_Task description_.
Write out the data below exactly as given, without any of its pictures.

[App and web page records]
========================

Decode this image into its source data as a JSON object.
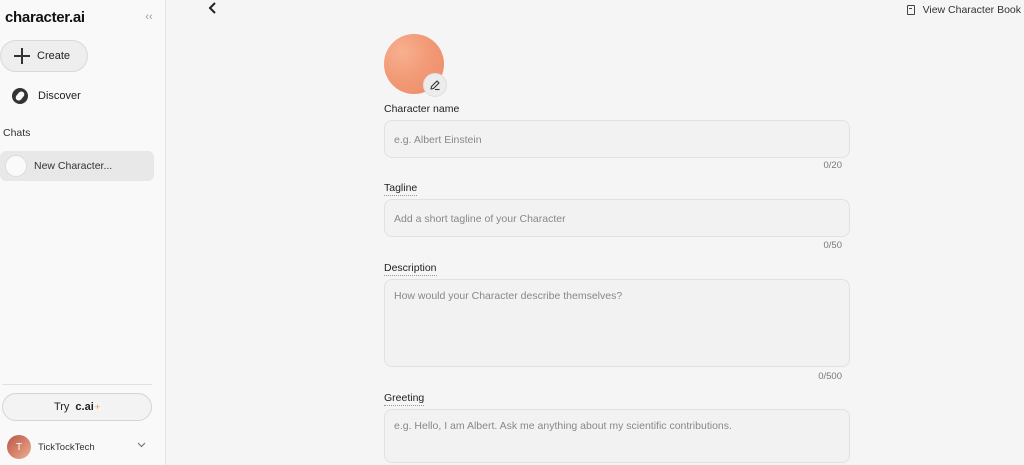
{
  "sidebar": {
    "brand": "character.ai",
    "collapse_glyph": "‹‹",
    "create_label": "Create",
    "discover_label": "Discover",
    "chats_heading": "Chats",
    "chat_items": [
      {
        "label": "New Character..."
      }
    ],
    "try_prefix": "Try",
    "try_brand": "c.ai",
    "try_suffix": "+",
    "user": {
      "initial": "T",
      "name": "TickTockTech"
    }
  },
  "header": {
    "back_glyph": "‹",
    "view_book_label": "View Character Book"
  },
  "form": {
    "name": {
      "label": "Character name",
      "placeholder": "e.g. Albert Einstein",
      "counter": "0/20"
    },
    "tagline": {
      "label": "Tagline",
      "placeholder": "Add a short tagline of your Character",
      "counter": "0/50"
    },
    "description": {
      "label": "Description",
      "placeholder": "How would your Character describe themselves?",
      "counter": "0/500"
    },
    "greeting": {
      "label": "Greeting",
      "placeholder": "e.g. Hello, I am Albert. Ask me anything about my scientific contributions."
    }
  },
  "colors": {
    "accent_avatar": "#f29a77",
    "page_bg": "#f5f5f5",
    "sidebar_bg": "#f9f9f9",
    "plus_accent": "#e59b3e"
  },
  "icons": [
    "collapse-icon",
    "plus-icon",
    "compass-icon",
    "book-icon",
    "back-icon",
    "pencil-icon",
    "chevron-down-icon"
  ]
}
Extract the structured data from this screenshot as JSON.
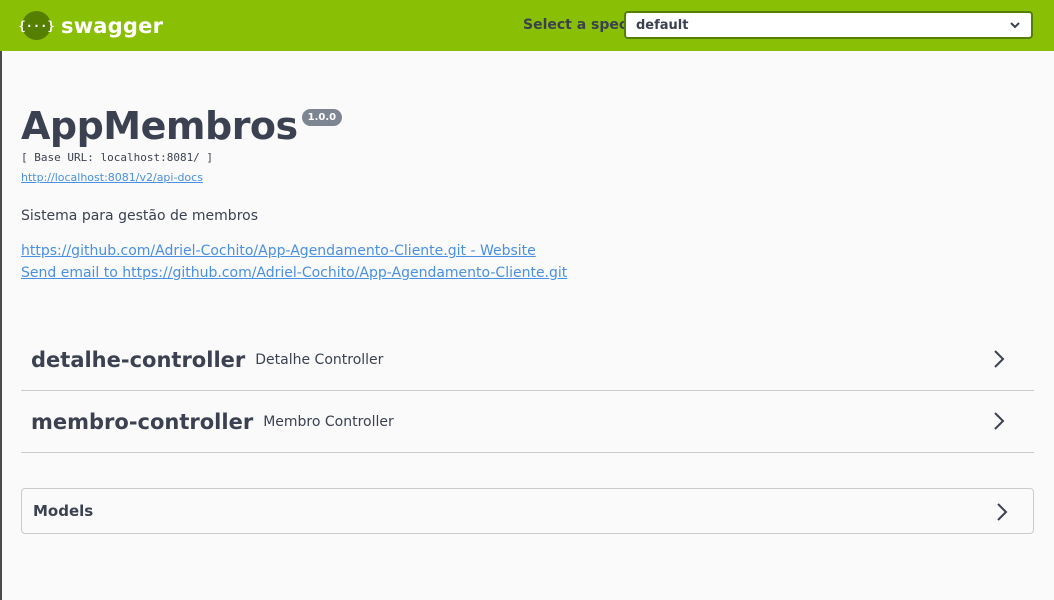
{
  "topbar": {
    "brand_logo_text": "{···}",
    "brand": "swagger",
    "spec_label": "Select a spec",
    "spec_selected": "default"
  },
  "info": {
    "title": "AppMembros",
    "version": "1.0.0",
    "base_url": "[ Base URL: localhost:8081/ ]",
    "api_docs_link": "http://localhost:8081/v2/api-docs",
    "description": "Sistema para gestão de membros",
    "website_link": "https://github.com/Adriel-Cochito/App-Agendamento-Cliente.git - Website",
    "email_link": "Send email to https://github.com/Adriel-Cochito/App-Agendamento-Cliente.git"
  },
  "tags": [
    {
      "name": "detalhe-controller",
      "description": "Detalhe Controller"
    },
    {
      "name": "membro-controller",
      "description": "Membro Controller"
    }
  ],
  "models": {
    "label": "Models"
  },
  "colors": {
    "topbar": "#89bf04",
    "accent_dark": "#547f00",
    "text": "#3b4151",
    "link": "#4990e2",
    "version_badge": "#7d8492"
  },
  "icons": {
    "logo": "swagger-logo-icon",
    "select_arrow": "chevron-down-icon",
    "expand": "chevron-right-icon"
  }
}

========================

_Exercise answer_.
Decode this image into its source data as a JSON object.
{
  "sidebar": {
    "brand": "character.ai",
    "collapse_glyph": "‹‹",
    "create_label": "Create",
    "discover_label": "Discover",
    "chats_heading": "Chats",
    "chat_items": [
      {
        "label": "New Character..."
      }
    ],
    "try_prefix": "Try",
    "try_brand": "c.ai",
    "try_suffix": "+",
    "user": {
      "initial": "T",
      "name": "TickTockTech"
    }
  },
  "header": {
    "back_glyph": "‹",
    "view_book_label": "View Character Book"
  },
  "form": {
    "name": {
      "label": "Character name",
      "placeholder": "e.g. Albert Einstein",
      "counter": "0/20"
    },
    "tagline": {
      "label": "Tagline",
      "placeholder": "Add a short tagline of your Character",
      "counter": "0/50"
    },
    "description": {
      "label": "Description",
      "placeholder": "How would your Character describe themselves?",
      "counter": "0/500"
    },
    "greeting": {
      "label": "Greeting",
      "placeholder": "e.g. Hello, I am Albert. Ask me anything about my scientific contributions."
    }
  },
  "colors": {
    "accent_avatar": "#f29a77",
    "page_bg": "#f5f5f5",
    "sidebar_bg": "#f9f9f9",
    "plus_accent": "#e59b3e"
  },
  "icons": [
    "collapse-icon",
    "plus-icon",
    "compass-icon",
    "book-icon",
    "back-icon",
    "pencil-icon",
    "chevron-down-icon"
  ]
}
Extract the structured data from this screenshot as JSON.
{
  "topbar": {
    "brand_logo_text": "{···}",
    "brand": "swagger",
    "spec_label": "Select a spec",
    "spec_selected": "default"
  },
  "info": {
    "title": "AppMembros",
    "version": "1.0.0",
    "base_url": "[ Base URL: localhost:8081/ ]",
    "api_docs_link": "http://localhost:8081/v2/api-docs",
    "description": "Sistema para gestão de membros",
    "website_link": "https://github.com/Adriel-Cochito/App-Agendamento-Cliente.git - Website",
    "email_link": "Send email to https://github.com/Adriel-Cochito/App-Agendamento-Cliente.git"
  },
  "tags": [
    {
      "name": "detalhe-controller",
      "description": "Detalhe Controller"
    },
    {
      "name": "membro-controller",
      "description": "Membro Controller"
    }
  ],
  "models": {
    "label": "Models"
  },
  "colors": {
    "topbar": "#89bf04",
    "accent_dark": "#547f00",
    "text": "#3b4151",
    "link": "#4990e2",
    "version_badge": "#7d8492"
  },
  "icons": {
    "logo": "swagger-logo-icon",
    "select_arrow": "chevron-down-icon",
    "expand": "chevron-right-icon"
  }
}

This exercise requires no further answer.